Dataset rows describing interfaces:
# # # # #

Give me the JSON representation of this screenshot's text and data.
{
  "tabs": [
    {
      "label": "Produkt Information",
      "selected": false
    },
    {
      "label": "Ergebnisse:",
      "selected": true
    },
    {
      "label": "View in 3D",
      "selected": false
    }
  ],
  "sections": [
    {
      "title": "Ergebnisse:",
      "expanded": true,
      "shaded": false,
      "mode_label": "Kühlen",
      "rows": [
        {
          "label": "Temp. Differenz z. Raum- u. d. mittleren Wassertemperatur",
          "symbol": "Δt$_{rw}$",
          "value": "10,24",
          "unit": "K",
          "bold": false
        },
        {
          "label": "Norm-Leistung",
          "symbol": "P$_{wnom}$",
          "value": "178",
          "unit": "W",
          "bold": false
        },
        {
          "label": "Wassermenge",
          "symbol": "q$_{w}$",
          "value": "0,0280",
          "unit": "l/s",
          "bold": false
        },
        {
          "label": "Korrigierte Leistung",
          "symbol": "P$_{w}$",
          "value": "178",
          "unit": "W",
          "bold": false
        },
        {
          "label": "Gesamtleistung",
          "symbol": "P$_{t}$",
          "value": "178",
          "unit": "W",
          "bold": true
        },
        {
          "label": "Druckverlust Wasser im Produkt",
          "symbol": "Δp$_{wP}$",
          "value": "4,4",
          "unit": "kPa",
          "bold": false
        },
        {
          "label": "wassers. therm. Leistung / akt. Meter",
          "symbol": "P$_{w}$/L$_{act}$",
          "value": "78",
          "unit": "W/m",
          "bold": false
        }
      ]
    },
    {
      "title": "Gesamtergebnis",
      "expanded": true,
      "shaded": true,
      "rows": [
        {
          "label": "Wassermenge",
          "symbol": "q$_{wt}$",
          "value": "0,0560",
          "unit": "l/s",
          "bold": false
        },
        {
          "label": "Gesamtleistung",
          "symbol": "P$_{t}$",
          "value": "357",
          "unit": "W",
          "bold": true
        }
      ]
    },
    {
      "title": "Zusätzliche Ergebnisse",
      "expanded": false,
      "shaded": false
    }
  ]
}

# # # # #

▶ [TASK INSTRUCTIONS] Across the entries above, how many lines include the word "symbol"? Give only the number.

▶ [YOUR RESPONSE] 9